I was never unsafe during these travels, but I had less worries. I had yet to have knee surgery, and bounded down steep paths without thinking about injury too much. I had confidence I could descend anything I climbed up. Despite wearing cotton, running shoes, and leaky rain gear, I knew I would always be okay.
I'm not sure if it's age, a few injuries, a couple bear encounters, getting temporarily misplaced a couple times, or a combination of all of those that have changed me. While I will still hike solo, especially in places without grizzly bears, I do more preparation now. I check the weather forecast. I tell somebody where I'm going. I try and find out trail conditions. I hike with other people more often now.
I have to admit, when I saw Brie gaining on us, I felt a little sad. That used to be me, I thought. But then I thought about my friends, who put up with my whining about mosquitoes and were encouraging when I was apprehensive about a climbing move. I thought about the times I had to abandon a trail because of getting lost or snow conditions and had to stomp back home feeling annoyed rather than laugh about it with someone else. I thought about all the hikers who have gone missing, people who were young like I was, doing the same things I used to do, but who had one misstep or fatal miscalculation.

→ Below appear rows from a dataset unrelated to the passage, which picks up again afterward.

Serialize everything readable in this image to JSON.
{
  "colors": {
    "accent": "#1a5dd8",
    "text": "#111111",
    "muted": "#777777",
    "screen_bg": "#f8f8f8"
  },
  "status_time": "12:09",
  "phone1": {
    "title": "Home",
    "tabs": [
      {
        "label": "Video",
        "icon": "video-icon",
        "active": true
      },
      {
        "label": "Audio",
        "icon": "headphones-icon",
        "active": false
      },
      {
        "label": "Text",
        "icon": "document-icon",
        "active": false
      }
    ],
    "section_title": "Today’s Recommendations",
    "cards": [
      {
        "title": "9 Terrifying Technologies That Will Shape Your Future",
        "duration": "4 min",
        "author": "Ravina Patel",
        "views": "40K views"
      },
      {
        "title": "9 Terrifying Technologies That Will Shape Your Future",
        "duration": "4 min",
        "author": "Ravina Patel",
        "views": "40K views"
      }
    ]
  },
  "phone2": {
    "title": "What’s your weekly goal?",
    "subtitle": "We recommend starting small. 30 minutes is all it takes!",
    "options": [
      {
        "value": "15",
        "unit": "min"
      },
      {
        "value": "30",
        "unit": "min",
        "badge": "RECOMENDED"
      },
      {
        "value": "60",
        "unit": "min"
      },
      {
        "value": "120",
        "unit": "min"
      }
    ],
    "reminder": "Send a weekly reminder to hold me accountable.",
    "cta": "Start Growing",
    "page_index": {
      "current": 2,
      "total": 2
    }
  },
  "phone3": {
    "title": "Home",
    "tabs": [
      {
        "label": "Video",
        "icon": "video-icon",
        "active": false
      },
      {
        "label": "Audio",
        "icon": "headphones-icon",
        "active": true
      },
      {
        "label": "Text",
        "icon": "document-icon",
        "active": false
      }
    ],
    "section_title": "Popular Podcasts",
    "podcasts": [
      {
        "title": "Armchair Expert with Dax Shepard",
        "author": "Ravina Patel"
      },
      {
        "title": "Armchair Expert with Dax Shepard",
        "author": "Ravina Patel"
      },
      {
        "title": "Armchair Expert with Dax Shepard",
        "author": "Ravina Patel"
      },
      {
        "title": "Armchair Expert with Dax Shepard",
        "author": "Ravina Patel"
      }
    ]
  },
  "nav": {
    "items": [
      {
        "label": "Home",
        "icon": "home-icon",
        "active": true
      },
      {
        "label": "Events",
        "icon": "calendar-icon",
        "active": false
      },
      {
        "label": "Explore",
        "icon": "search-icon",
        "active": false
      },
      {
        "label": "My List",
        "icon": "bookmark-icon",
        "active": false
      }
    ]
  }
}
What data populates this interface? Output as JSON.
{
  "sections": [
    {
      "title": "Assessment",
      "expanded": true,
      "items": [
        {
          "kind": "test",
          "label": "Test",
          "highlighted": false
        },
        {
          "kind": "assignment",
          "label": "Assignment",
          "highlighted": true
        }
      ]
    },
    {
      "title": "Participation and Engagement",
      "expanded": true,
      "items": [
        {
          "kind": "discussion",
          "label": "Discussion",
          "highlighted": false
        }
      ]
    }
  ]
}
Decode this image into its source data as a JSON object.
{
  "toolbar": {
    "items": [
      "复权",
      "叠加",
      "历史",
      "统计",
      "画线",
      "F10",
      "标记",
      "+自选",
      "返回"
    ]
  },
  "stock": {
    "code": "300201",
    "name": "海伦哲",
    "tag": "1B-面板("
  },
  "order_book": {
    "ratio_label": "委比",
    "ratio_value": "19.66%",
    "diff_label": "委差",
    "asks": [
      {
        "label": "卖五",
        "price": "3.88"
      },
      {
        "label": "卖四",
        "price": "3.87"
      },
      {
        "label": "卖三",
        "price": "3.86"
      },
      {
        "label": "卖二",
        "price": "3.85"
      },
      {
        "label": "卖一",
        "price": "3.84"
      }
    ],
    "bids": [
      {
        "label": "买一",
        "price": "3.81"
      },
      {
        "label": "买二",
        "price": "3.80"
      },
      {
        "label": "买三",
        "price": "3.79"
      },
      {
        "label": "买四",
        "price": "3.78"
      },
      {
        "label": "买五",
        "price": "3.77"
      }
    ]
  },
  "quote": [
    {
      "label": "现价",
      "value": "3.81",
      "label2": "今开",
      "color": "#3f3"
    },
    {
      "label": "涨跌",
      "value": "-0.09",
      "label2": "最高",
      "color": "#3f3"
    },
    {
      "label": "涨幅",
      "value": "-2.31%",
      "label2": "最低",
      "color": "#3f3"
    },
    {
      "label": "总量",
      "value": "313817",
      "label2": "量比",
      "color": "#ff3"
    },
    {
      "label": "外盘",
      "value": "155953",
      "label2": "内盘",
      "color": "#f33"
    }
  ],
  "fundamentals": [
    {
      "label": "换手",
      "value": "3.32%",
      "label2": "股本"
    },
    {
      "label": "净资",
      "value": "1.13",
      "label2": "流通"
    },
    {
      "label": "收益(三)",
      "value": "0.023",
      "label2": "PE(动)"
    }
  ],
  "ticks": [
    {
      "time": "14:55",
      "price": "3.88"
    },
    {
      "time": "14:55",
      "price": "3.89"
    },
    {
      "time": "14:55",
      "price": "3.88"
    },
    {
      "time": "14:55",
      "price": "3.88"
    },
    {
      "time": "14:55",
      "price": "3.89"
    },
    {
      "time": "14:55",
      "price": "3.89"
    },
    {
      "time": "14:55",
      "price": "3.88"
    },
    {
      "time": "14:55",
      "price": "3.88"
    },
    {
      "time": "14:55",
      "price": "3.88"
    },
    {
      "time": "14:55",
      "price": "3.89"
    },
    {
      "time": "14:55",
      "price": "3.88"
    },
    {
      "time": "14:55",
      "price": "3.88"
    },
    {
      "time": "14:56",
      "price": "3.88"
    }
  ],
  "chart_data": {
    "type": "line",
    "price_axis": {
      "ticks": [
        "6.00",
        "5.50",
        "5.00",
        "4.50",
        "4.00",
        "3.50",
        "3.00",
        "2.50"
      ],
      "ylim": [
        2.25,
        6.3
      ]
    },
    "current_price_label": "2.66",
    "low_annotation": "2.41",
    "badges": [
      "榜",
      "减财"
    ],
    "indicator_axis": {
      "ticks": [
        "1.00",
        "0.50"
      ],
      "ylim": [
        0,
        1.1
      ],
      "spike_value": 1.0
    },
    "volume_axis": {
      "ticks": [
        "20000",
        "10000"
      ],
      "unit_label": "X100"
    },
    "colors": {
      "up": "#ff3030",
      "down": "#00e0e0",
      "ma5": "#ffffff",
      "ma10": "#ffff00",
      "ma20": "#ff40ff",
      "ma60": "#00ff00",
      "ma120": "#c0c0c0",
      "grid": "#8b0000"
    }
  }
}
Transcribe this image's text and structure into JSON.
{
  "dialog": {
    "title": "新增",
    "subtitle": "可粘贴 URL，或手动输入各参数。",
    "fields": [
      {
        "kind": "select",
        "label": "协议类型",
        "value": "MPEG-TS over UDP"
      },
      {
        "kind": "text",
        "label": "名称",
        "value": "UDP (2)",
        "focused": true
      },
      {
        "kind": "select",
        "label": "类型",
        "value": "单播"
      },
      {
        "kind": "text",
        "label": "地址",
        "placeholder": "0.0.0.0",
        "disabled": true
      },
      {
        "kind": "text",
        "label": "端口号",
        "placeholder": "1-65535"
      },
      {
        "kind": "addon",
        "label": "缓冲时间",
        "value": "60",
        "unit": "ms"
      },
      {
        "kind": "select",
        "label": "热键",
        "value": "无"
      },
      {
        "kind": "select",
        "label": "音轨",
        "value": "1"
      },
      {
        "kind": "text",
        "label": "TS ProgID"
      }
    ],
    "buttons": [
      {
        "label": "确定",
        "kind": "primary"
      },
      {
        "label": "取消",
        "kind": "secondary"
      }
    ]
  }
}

Hike on, Brie and others (and me). I would never want to change those days of roaming solo across the country, picking a trail on a whim and going to explore it. I will still do that, only with more caution. There is a woman in her 80s I see a lot when I hike up the local ski hill. She climbs alone, accompanied by her dog. This is a 2000 foot ascent, yet she does it often, arriving at the top unwinded and calm. She has it all figured out. I like to think that she, too, when young, walked all over these mountains, happy and free.